When you hear the name perry, a number of people or characters can come to mind: Katy Perry, Perry Mason, and even Perry the Platypus, but did you know that perry is also a type of cider? What is perry?
Cider (known in the US as hard cider) has been around for, at least, a couple of thousands years; recorded when Julius Caesar attempted his first invasion of Britatin in 55 BCE. This discovery, he would take with him all throughout his retreat through Europe. Nowadays, cider still remains one of the most popular drinks in its native land, the United Kingdom, that also houses the largest cider-making companies in the world. Now with pears being closely related to apples, it was only inevitable that a pear-based cider was going to be introduced, and this is perry (plural perries).
How to make perry?
As with cider, making perry is about finding a good pear... or twenty pounds of it. Yes, it is a lot of pears, but that is roughly the amount need for a gallon of fresh-pressed pear juice. Alternatively, of course, one can also buy pear juice ready-made and immediately drinkable. Ultimately, the source of the juice is dealer's choice.
Pears are nowhere near as sweet as grapes - 17g per medium pear versus 23g per cup of grapes - so, naturally, you will want plenty of sugar to feed the yeast. However, ultimately, the sugar content can be derived using the drink designer, but two to three cups is a good start.
Similar to cider, start by transferring the pear juice and sugar in a gallon jug, and let the sugar completely dissolve; shaking and/or swirling can help with this. Once it has dissolved, simply throw in a Brewsy bag, pop on the lid, shake violently vigorously, replace the cap with an airlock, and let the yeast do what it does best; turning sugar into alcohol.
Why is called perry?
One would think the name is affectionately derived from the fruit of which this cider is made, but you would also be wrong. The name, in fact, comes from the particular variety of pear originally, and still traditionally, used to make the drink.

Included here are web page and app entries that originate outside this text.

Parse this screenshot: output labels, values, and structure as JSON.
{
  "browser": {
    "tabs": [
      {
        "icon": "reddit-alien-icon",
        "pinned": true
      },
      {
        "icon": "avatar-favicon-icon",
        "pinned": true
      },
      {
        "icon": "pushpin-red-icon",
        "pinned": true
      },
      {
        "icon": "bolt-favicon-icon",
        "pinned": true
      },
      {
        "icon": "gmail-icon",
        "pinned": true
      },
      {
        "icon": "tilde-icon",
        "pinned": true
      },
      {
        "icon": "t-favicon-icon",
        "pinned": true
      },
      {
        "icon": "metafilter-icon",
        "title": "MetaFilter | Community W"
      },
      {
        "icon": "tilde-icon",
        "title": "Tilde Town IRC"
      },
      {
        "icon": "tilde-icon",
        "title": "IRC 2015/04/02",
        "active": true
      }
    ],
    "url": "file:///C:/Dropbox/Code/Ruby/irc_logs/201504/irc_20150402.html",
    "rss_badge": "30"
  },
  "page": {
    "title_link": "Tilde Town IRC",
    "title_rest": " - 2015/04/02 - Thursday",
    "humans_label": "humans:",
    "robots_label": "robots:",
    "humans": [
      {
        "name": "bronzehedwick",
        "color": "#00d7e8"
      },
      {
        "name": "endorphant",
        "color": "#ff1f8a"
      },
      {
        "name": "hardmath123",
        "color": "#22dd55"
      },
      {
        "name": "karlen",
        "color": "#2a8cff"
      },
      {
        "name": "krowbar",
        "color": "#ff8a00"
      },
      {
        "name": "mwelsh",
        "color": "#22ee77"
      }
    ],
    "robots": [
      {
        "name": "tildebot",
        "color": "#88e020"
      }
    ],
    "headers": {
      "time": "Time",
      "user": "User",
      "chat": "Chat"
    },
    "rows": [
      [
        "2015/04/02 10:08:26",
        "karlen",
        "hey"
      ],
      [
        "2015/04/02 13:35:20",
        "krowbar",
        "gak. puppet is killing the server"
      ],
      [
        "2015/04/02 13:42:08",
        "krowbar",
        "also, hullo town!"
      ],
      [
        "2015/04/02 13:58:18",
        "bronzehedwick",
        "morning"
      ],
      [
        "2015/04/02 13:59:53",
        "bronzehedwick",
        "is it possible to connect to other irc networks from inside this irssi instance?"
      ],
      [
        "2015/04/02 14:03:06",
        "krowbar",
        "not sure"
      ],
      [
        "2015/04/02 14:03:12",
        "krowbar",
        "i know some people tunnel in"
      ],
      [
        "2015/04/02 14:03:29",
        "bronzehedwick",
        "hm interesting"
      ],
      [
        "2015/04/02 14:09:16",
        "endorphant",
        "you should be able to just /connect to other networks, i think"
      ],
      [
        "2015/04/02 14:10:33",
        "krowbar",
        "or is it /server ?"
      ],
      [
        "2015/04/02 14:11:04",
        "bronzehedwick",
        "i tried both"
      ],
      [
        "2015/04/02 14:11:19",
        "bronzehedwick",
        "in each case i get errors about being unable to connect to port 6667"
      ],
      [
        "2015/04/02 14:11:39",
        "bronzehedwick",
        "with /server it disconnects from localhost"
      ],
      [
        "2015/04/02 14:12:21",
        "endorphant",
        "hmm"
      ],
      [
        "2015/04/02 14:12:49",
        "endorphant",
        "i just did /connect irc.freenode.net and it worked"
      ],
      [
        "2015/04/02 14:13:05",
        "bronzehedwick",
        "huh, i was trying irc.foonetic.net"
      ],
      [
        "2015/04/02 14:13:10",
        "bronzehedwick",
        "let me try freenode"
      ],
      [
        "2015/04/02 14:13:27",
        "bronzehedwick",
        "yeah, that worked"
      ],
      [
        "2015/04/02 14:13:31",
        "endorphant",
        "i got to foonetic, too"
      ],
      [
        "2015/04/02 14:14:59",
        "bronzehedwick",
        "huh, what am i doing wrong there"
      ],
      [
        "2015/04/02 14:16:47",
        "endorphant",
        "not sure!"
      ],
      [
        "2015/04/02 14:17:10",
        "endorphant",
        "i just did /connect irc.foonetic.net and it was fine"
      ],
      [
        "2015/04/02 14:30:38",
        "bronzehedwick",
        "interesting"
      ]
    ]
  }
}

This particular cultivar is generally thought to be a descendant of hybrid pears, specifically the cultivated pear Pyrus communis subsp. communis, and the now-rare wild pear Pyrus communis subsp. pyraster. Science is cool.
What is the history of perry?
While it has been around for a long time, it has been especially common in the English counties of Gloucestershire, Herefordshire, and Worcestershire (you know, like the sauce, pronounced /WOOS-tuh-shuh/), but it can also be made in certain areas of South Wales and France, specifically in Normandy. The earliest mentioned a fermented pear beverages was made from Pliny, an ancient Roman author.
It can also be found in Canada, Australia, and New Zealand. Sadly, the production of perry saw a decline in the early 20th century due to a change in farming practices, however, in spite of a massive loss of pear orchards in the 70s and 80s, it has seen a revival in recent years.
Similar to granny smith's apples used for apple pies, perry pears were originally found to be a little too acidic and bitter for culinary purposes, but, people being people who love their alcohol drinks, found a use for them.
Got pears? Maybe it is time to make perry.